I would never have thought, at the outset of all of this, that of all the characters in The Tiger's Wife, I would end up feeling closest to Dariša. Perhaps it is because in a roundabout way I have ultimately spent so much time with him; perhaps it is because, in the end, he becomes a man who seeks to capture life in the absence of it. After all, isn't that what storytellers really do?

Unless otherwise stated, this interview was conducted at the time the book was first published, and is reproduced with permission of the publisher. This interview may not be reproduced or reprinted without permission in writing from the copyright holder.

Membership Advantages
  • Reviews
  • "Beyond the Book" backstories
  • Free books to read and review (US only)
  • Find books by time period, setting & theme
  • Read-alike suggestions by book and author
  • Book club discussions
  • and much more!
  • Just $10 for 3 months or $35 for a year
  • More about membership!
Member Benefits

Join Now!

Check the advantages!
Just $10 for 3 months or $35 for a year

    •  
    • FREE
    • MEMBER
    • Range of media reviews for each book
    • Excerpts of all featured books
    • Author bios, interviews and pronunciations
    • Browse by genre
    • Book club discussions
    • Book club advice and reading guides
    • BookBrowse reviews and "beyond the book" back-stories
    •  
    • Reviews of notable books ahead of publication
    •  
    • Free books to read and review (US Only)
    •  
    • Browse for the best books by time period, setting & theme
    •  
    • Read-alike suggestions for thousands of books and authors
    •  
    • 'My Reading List" to keep track of your books
    •  

Editor's Choice

  • Book Jacket: Everybody's Fool
    Everybody's Fool
    by Richard Russo
    Written from multiple viewpoints, Everybody's Fool features an ensemble cast of inhabitants ...
  • Book Jacket: The Strings of Murder
    The Strings of Murder
    by Oscar de Muriel
    As Jack the Ripper eludes the police at Scotland Yard in London and all efforts to catch the most ...
  • Book Jacket: If I Was Your Girl
    If I Was Your Girl
    by Meredith Russo
    Who defines us? Do we ourselves, or does the society in which we live? Meredith Russo's ...

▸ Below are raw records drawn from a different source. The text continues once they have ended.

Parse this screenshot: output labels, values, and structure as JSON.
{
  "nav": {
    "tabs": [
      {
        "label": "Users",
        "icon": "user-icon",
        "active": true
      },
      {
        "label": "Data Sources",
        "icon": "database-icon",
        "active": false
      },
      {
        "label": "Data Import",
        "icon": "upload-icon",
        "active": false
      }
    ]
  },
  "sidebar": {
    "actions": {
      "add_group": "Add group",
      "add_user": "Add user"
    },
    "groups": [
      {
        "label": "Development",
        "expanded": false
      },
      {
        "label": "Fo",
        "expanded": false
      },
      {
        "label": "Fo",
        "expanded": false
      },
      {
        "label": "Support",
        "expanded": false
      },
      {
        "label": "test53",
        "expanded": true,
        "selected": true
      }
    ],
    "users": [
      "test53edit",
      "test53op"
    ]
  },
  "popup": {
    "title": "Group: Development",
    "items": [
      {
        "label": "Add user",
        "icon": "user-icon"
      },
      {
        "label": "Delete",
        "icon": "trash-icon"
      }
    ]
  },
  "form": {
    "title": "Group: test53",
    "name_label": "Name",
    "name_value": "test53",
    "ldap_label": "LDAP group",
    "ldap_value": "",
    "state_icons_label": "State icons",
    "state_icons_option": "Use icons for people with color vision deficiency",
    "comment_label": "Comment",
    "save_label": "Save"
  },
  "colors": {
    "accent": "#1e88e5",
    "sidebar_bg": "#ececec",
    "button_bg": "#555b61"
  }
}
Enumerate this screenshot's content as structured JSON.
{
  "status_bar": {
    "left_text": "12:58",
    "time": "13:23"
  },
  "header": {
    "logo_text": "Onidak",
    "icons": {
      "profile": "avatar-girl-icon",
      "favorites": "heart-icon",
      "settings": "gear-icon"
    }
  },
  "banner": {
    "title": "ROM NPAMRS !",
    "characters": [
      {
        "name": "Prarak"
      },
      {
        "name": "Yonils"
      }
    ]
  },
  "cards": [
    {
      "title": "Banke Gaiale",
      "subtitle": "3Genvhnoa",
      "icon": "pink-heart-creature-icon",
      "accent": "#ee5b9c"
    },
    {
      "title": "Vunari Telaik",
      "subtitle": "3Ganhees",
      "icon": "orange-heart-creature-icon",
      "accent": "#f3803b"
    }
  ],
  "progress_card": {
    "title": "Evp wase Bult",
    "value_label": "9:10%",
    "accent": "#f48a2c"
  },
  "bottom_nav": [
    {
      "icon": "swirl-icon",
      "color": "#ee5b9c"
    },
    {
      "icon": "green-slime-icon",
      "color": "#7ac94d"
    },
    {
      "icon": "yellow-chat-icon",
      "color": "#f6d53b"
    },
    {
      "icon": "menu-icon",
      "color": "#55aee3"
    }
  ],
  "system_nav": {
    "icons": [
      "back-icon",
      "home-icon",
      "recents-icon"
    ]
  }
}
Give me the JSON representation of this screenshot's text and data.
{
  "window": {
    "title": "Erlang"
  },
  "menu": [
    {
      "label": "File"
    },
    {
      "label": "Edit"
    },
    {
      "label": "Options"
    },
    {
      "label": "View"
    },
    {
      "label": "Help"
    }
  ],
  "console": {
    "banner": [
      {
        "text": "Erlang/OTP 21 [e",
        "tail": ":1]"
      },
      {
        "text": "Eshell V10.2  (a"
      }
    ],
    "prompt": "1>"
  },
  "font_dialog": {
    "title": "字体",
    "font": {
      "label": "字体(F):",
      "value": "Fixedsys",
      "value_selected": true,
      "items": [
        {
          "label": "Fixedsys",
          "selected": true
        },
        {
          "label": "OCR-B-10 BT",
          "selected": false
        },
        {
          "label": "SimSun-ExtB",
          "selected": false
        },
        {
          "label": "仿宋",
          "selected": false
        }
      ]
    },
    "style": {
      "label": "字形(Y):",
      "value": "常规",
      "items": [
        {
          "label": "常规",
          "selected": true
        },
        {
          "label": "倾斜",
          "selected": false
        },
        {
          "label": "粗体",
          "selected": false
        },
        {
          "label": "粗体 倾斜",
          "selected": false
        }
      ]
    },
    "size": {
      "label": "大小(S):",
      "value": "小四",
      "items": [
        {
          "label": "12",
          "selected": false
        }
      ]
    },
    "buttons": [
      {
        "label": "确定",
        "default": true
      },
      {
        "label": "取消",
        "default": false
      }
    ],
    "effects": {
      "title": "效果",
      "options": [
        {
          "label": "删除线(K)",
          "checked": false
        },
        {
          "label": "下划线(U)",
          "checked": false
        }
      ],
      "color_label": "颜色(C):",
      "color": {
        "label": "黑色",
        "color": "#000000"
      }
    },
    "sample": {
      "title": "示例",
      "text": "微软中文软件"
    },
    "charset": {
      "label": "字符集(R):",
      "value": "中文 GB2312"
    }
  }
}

First Impressions

  • Book Jacket

    A Certain Age
    by Beatriz Williams

    The Roaring Twenties comes to life in this tale of intrigue, romance, and scandal.

    Read Member Reviews

  • Book Jacket

    The Life of the World to Come
    by Dan Cluchey

    Smart, sad and crackling with wit, a book about love, life and what happens after.

    Read Member Reviews

Members review books pre-publication. Read their opinions in First Impressions

Book Discussions
Book Jacket
Sweet Caress
by William Boyd

William Boyd's Sweet Caress captures an entire lifetime unforgettably within its pages. It captivates.

About the book
Join the discussion!
Summer Stunner
Summer Giveaway

Win 5 books, each week in July!

Enter

Word Play

Solve this clue:

C To T Q

and be entered to win..

Books that     
entertain,
     engage

 & enlighten

Visitors can view some of BookBrowse for free. Full access is for members only.

Join Today!

Your guide toexceptional          books

BookBrowse seeks out and recommends books that we believe to be best in class. Books that will whisk you to faraway places and times, that will expand your mind and challenge you -- the kinds of books you just can't wait to tell your friends about.